TASK PROMPT
Among the records, which lines hold the word "content"? Pick them out.

[Opening INPUT DATA section]

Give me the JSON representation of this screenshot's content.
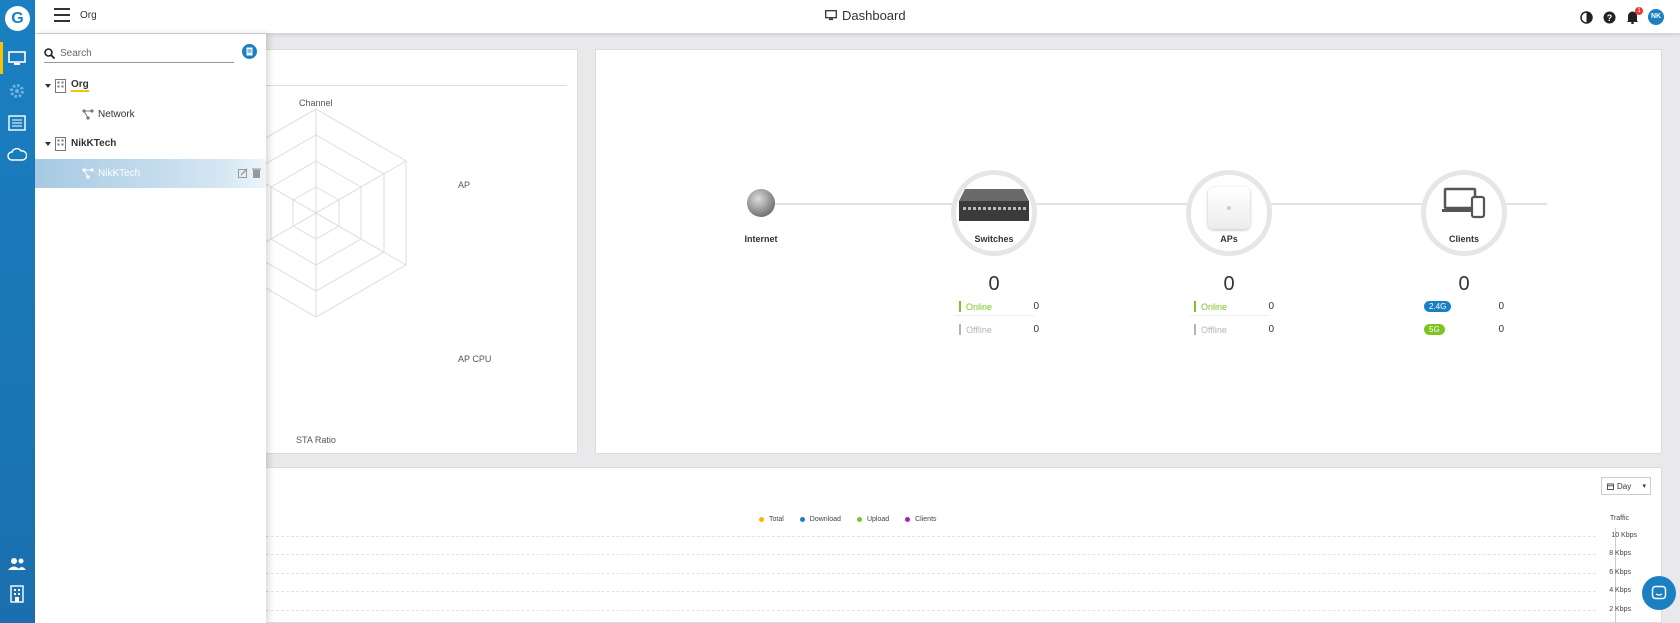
{
  "topbar": {
    "org_label": "Org",
    "title": "Dashboard",
    "notification_count": "1",
    "avatar_initials": "NK"
  },
  "search": {
    "placeholder": "Search"
  },
  "tree": [
    {
      "label": "Org",
      "type": "site"
    },
    {
      "label": "Network",
      "type": "network"
    },
    {
      "label": "NikKTech",
      "type": "site"
    },
    {
      "label": "NikKTech",
      "type": "network"
    }
  ],
  "radar": {
    "labels": [
      "Channel",
      "AP",
      "AP CPU",
      "STA Ratio"
    ]
  },
  "topology": {
    "internet_label": "Internet",
    "switches": {
      "label": "Switches",
      "count": "0",
      "online_label": "Online",
      "online": "0",
      "offline_label": "Offline",
      "offline": "0"
    },
    "aps": {
      "label": "APs",
      "count": "0",
      "online_label": "Online",
      "online": "0",
      "offline_label": "Offline",
      "offline": "0"
    },
    "clients": {
      "label": "Clients",
      "count": "0",
      "band1_label": "2.4G",
      "band1": "0",
      "band2_label": "5G",
      "band2": "0"
    }
  },
  "traffic": {
    "period": "Day",
    "legend": [
      "Total",
      "Download",
      "Upload",
      "Clients"
    ],
    "axis_title": "Traffic",
    "y_ticks": [
      "10 Kbps",
      "8 Kbps",
      "6 Kbps",
      "4 Kbps",
      "2 Kbps"
    ]
  },
  "colors": {
    "accent": "#1a80c2",
    "online": "#7cc520",
    "offline": "#b5b5b5",
    "total": "#f5b700",
    "download": "#1a80c2",
    "upload": "#7cc520",
    "clients": "#9c27b0"
  }
}
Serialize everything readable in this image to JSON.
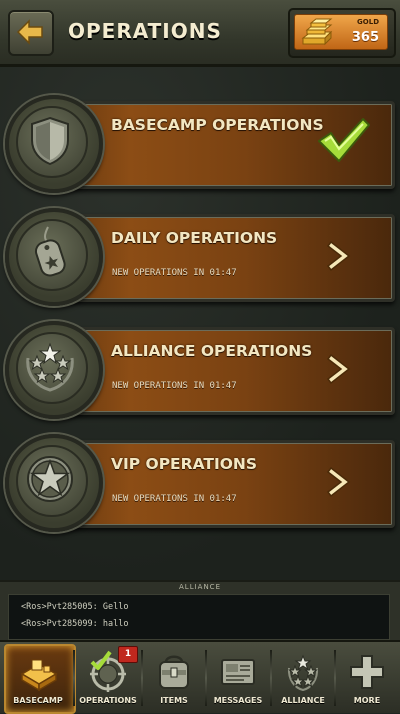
{
  "header": {
    "title": "OPERATIONS",
    "back_icon": "back-arrow-icon",
    "gold": {
      "label": "GOLD",
      "value": "365",
      "icon": "gold-bars-icon"
    }
  },
  "operations": [
    {
      "title": "BASECAMP OPERATIONS",
      "subtitle": "",
      "icon": "shield-icon",
      "status": "completed"
    },
    {
      "title": "DAILY OPERATIONS",
      "subtitle": "NEW OPERATIONS IN 01:47",
      "icon": "dog-tag-icon",
      "status": "available"
    },
    {
      "title": "ALLIANCE OPERATIONS",
      "subtitle": "NEW OPERATIONS IN 01:47",
      "icon": "stars-icon",
      "status": "available"
    },
    {
      "title": "VIP OPERATIONS",
      "subtitle": "NEW OPERATIONS IN 01:47",
      "icon": "star-emblem-icon",
      "status": "available"
    }
  ],
  "chat": {
    "label": "ALLIANCE",
    "messages": [
      "<Ros>Pvt285005: Gello",
      "<Ros>Pvt285099: hallo"
    ]
  },
  "nav": {
    "items": [
      {
        "label": "BASECAMP",
        "icon": "basecamp-icon",
        "active": true
      },
      {
        "label": "OPERATIONS",
        "icon": "operations-icon",
        "badge": "1"
      },
      {
        "label": "ITEMS",
        "icon": "items-icon"
      },
      {
        "label": "MESSAGES",
        "icon": "messages-icon"
      },
      {
        "label": "ALLIANCE",
        "icon": "alliance-icon"
      },
      {
        "label": "MORE",
        "icon": "plus-icon"
      }
    ]
  },
  "colors": {
    "accent": "#f0a64a",
    "bar": "#7a4212",
    "check": "#9bd23a",
    "badge": "#c0281e"
  }
}
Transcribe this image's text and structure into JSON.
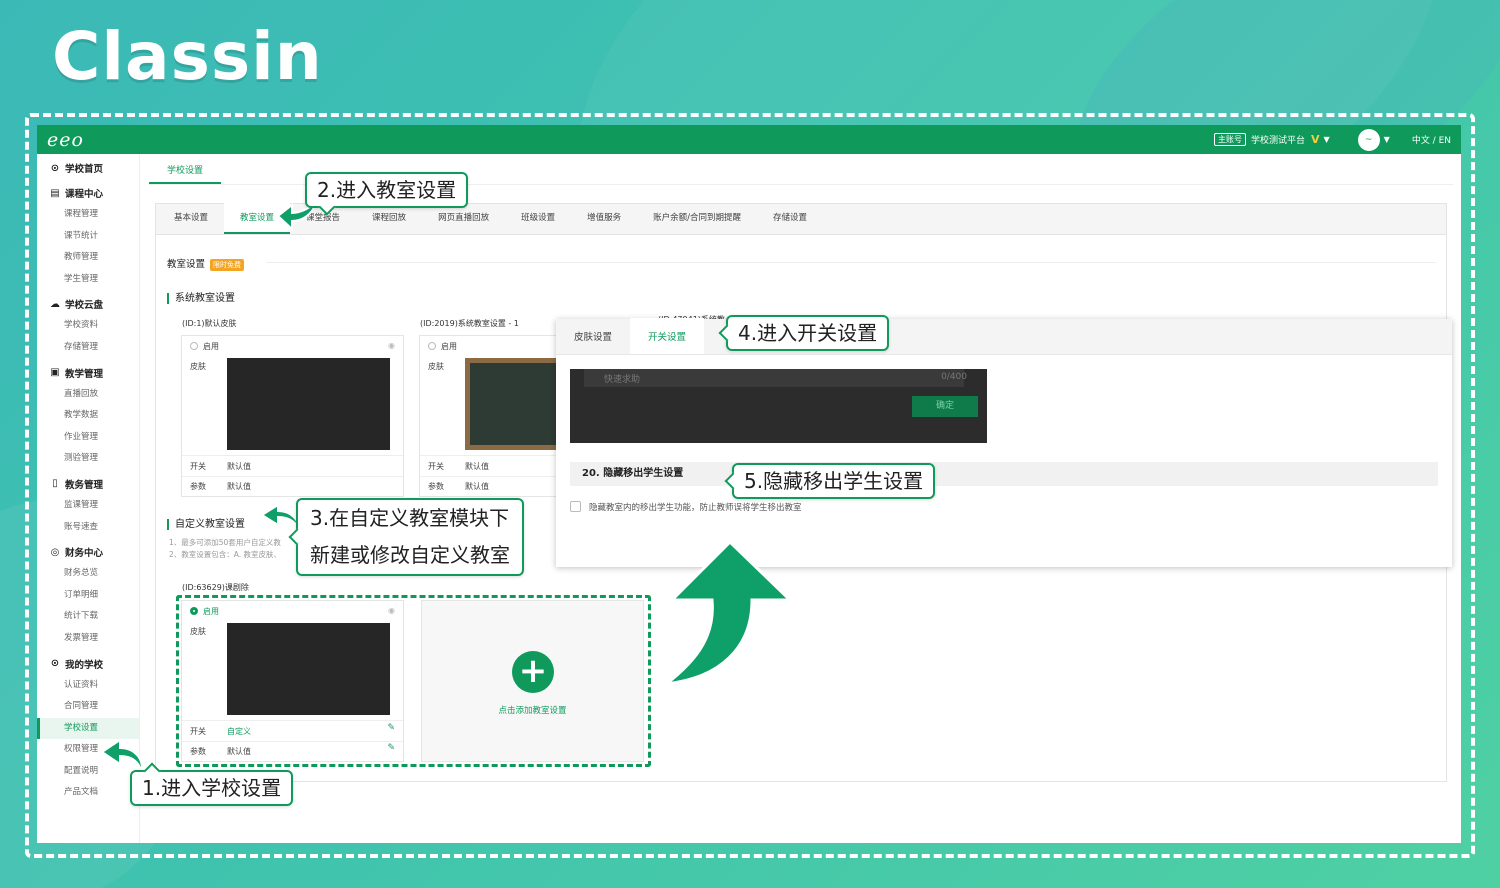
{
  "brand": "Classin",
  "topbar": {
    "logo": "eeo",
    "account_badge": "主账号",
    "school_name": "学校测试平台",
    "vip": "V",
    "avatar_text": "~",
    "language": "中文 / EN"
  },
  "sidebar": {
    "groups": [
      {
        "icon": "⊙",
        "label": "学校首页",
        "items": []
      },
      {
        "icon": "▤",
        "label": "课程中心",
        "items": [
          "课程管理",
          "课节统计",
          "教师管理",
          "学生管理"
        ]
      },
      {
        "icon": "☁",
        "label": "学校云盘",
        "items": [
          "学校资料",
          "存储管理"
        ]
      },
      {
        "icon": "▣",
        "label": "教学管理",
        "items": [
          "直播回放",
          "教学数据",
          "作业管理",
          "测验管理"
        ]
      },
      {
        "icon": "▯",
        "label": "教务管理",
        "items": [
          "监课管理",
          "账号速查"
        ]
      },
      {
        "icon": "◎",
        "label": "财务中心",
        "items": [
          "财务总览",
          "订单明细",
          "统计下载",
          "发票管理"
        ]
      },
      {
        "icon": "⊙",
        "label": "我的学校",
        "items": [
          "认证资料",
          "合同管理",
          "学校设置",
          "权限管理",
          "配置说明",
          "产品文档"
        ]
      }
    ],
    "active_item": "学校设置"
  },
  "main": {
    "page_tab": "学校设置",
    "sub_tabs": [
      "基本设置",
      "教室设置",
      "课堂报告",
      "课程回放",
      "网页直播回放",
      "班级设置",
      "增值服务",
      "账户余额/合同到期提醒",
      "存储设置"
    ],
    "active_sub_tab": "教室设置",
    "classroom_title": "教室设置",
    "free_badge": "限时免费",
    "system_title": "系统教室设置",
    "cards": [
      {
        "title": "(ID:1)默认皮肤",
        "enable": "启用",
        "skin": "皮肤",
        "switch_k": "开关",
        "switch_v": "默认值",
        "param_k": "参数",
        "param_v": "默认值"
      },
      {
        "title": "(ID:2019)系统教室设置 - 1",
        "enable": "启用",
        "skin": "皮肤",
        "switch_k": "开关",
        "switch_v": "默认值",
        "param_k": "参数",
        "param_v": "默认值"
      }
    ],
    "third_card_title": "(ID:47941)系统教",
    "custom_title": "自定义教室设置",
    "notes": [
      "1、最多可添加50套用户自定义教",
      "2、教室设置包含：A. 教室皮肤、"
    ],
    "custom_card": {
      "title": "(ID:63629)课剧除",
      "enable": "启用",
      "skin": "皮肤",
      "switch_k": "开关",
      "switch_v": "自定义",
      "param_k": "参数",
      "param_v": "默认值"
    },
    "add_card": {
      "plus": "+",
      "label": "点击添加教室设置"
    }
  },
  "popup": {
    "tabs": [
      "皮肤设置",
      "开关设置"
    ],
    "active_tab": "开关设置",
    "input_placeholder": "快速求助",
    "input_count": "0/400",
    "confirm": "确定",
    "section": "20. 隐藏移出学生设置",
    "checkbox_label": "隐藏教室内的移出学生功能，防止教师误将学生移出教室"
  },
  "callouts": {
    "step1": "1.进入学校设置",
    "step2": "2.进入教室设置",
    "step3_line1": "3.在自定义教室模块下",
    "step3_line2": "新建或修改自定义教室",
    "step4": "4.进入开关设置",
    "step5": "5.隐藏移出学生设置"
  },
  "colors": {
    "primary": "#0f9a5c",
    "badge": "#f3a424",
    "background": "#3fc3ae"
  }
}
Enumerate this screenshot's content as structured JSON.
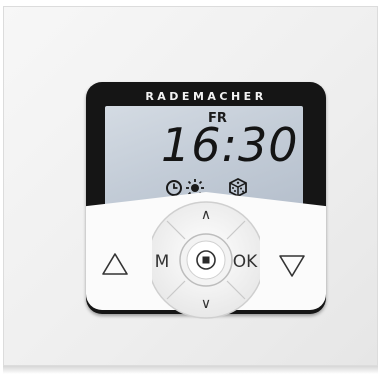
{
  "device": {
    "brand": "RADEMACHER",
    "display": {
      "day": "FR",
      "time": "16:30",
      "icons": [
        "clock-icon",
        "sun-icon",
        "dice-icon"
      ]
    },
    "buttons": {
      "up": "∧",
      "down": "∨",
      "left": "M",
      "right": "OK",
      "stop": "■",
      "open": "△",
      "close": "▽"
    }
  },
  "colors": {
    "lcd": "#c7d0da",
    "housing": "#151515",
    "panel": "#fbfbfb"
  }
}
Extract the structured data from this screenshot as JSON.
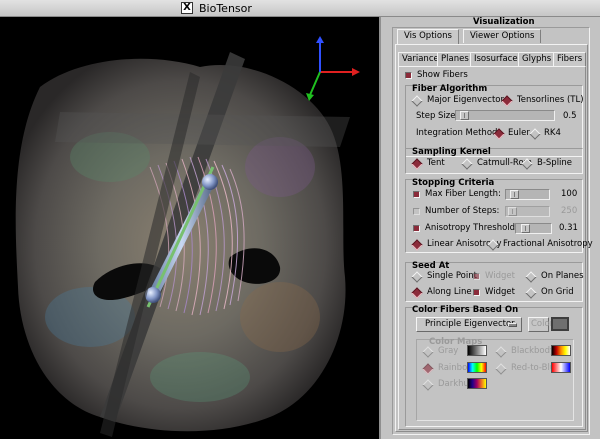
{
  "window": {
    "title": "BioTensor"
  },
  "panel": {
    "title": "Visualization",
    "top_tabs": [
      "Vis Options",
      "Viewer Options"
    ],
    "sub_tabs": [
      "Variance",
      "Planes",
      "Isosurface",
      "Glyphs",
      "Fibers"
    ],
    "show_fibers": "Show Fibers",
    "fiber_algorithm": {
      "title": "Fiber Algorithm",
      "major_eigenvector": "Major Eigenvector",
      "tensorlines": "Tensorlines (TL)",
      "step_size_label": "Step Size:",
      "step_size_value": "0.5",
      "integration_label": "Integration Method:",
      "euler": "Euler",
      "rk4": "RK4"
    },
    "sampling_kernel": {
      "title": "Sampling Kernel",
      "tent": "Tent",
      "catmull_rom": "Catmull-Rom",
      "bspline": "B-Spline"
    },
    "stopping_criteria": {
      "title": "Stopping Criteria",
      "max_fiber_length": "Max Fiber Length:",
      "max_fiber_length_value": "100",
      "number_of_steps": "Number of Steps:",
      "number_of_steps_value": "250",
      "anisotropy_threshold": "Anisotropy Threshold:",
      "anisotropy_threshold_value": "0.31",
      "linear_anisotropy": "Linear Anisotropy",
      "fractional_anisotropy": "Fractional Anisotropy"
    },
    "seed_at": {
      "title": "Seed At",
      "single_point": "Single Point",
      "widget_dim": "Widget",
      "on_planes": "On Planes",
      "along_line": "Along Line",
      "widget": "Widget",
      "on_grid": "On Grid"
    },
    "color_fibers": {
      "title": "Color Fibers Based On",
      "selected": "Principle Eigenvector",
      "color_button": "Color",
      "color_maps_title": "Color Maps",
      "gray": "Gray",
      "blackbody": "Blackbody",
      "rainbow": "Rainbow",
      "red_to_blue": "Red-to-Blue",
      "darkhue": "Darkhue"
    }
  },
  "colors": {
    "accent_selected": "#8b2b3a",
    "panel_bg": "#c3c3c3",
    "axis_x": "#e02020",
    "axis_y": "#20c020",
    "axis_z": "#2040ff"
  }
}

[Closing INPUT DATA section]

ANSWER SPACE
Give me the JSON representation of this screenshot's content.
Enumerate this screenshot's content as structured JSON.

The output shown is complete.